But Jesus insisted that that destruction was not the end of the story, but only the transition to a new and marvelous beginning. His was a message that we encounter time and time again in the pages of the bible. It was not, for example, until the fleeing Israelites found themselves hopelessly trapped between the pursuing Egyptian army and the waters of the Red Sea that God rescued them and brought them to a new beginning. It was not until the Babylonians had utterly destroyed Jerusalem and the temple and Judah’s entire way of life that God led the remnant of Israel to a completely new way of being God’s people. And it was not until Jesus had been destroyed, dead and buried, that God raised him to a new life: a life to be shared by the rest of the world. Over and over again, it seemed that God waited until the situation was absolutely hopeless. Then he or she rolled up the divine sleeves and announced “Now I have something to work with!”

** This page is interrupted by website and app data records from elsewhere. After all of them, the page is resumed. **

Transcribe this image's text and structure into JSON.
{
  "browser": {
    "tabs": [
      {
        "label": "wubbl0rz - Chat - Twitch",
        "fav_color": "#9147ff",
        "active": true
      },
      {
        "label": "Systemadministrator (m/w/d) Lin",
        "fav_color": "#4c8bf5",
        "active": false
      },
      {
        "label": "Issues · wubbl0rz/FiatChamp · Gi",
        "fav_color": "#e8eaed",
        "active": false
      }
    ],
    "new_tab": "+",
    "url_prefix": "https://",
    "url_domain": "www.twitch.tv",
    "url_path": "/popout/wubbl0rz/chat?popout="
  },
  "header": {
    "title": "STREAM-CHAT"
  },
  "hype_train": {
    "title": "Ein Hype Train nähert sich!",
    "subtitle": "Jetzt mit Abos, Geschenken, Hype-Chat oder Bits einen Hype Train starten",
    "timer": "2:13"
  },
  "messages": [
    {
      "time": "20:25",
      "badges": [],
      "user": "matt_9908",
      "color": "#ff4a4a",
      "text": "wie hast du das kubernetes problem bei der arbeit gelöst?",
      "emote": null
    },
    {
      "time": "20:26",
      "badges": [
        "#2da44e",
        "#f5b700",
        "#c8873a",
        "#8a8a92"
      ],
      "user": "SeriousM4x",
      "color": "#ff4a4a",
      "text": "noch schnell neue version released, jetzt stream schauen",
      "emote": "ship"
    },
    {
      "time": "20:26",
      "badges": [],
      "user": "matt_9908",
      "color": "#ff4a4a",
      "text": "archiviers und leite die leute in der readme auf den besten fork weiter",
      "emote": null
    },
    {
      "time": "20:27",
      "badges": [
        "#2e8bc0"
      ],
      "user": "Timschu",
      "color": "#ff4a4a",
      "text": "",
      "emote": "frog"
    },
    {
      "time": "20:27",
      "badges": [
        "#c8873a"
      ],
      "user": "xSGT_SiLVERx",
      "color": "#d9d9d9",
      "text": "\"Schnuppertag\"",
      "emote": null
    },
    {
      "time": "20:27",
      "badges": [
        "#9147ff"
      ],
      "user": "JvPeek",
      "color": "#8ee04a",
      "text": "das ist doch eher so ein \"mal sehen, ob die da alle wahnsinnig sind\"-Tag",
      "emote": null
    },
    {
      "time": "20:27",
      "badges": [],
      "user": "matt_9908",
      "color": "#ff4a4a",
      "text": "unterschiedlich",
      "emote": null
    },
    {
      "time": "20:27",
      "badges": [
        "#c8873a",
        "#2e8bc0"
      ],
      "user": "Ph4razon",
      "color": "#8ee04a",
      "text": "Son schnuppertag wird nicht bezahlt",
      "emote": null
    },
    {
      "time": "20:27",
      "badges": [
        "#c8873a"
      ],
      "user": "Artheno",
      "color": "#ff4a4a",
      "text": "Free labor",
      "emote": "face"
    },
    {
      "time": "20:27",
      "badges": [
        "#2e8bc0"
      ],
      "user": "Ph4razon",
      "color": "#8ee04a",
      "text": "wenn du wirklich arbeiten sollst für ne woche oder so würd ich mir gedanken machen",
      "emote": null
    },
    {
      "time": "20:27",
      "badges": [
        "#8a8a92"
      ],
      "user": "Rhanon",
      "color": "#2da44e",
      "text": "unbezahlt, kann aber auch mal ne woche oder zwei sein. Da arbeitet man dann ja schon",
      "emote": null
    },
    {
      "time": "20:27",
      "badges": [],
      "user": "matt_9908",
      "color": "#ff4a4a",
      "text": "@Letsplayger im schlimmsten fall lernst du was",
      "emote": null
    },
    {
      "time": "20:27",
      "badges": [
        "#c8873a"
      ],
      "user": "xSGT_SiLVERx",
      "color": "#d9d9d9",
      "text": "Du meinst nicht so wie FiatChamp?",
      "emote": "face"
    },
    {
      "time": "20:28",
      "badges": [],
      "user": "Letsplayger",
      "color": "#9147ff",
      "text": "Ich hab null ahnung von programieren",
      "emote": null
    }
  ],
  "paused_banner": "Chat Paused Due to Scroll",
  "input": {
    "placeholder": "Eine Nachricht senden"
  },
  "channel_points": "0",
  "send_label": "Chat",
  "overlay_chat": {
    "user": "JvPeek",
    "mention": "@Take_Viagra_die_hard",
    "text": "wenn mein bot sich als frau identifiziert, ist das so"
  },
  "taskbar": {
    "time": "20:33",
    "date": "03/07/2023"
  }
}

Through those dark and seemingly hopeless times, the prophets of God have called on people to join in the opening words of today’s psalm (25:1): “To you, O Lord, I lift up my soul; my God, I put my trust in you.” These are sometimes easy words to say, especially when we are desperate; but they are rarely easy words to mean and to live.
One major obstacle that we face in living them is the fact that what we often want is for God to put things back the way they were, the way things used to be. But the simple reality of life is that there is no going back. What is past is past. The new beginning is always, it seems, going to be truly new.
As Jeremiah describes the new beginning that will come after the destruction and the exile, he makes some significant changes from the past. He never, for example, mentions the temple being rebuilt, even though, at least in the popular mind, it had been the very center of the people’s and the nation’s life. Judah and Israel’s past was past. The future will not be a return to the way things used to be. It will be something different: it will be God’s new creation.
His message is clear: you can’t just trust in your old ways of thinking and of living; you have to let go of them and trust in God alone. That is probably the biggest challenge in trusting in God: trusting enough to let go of the past, of the way things used to be, in order to allow God to make of us and of the world something new.
The hymn that we use every year to open our worship on this First Sunday of Advent is, pointedly, the very first one in Wonder, Love, and Praise. It asks that eternal, and eternally important, question of God: “Can it be that from our endings new beginnings you create? Life from death, and from our rendings, realms of wholeness generate?”
That is the focus of Advent: endings leading to new beginnings. And this season that starts a new church year confronts us with the ancient question: “Are you willing to let go of the past, of fantasies about returning to the way things used to be, and instead trust in the God of new beginnings?”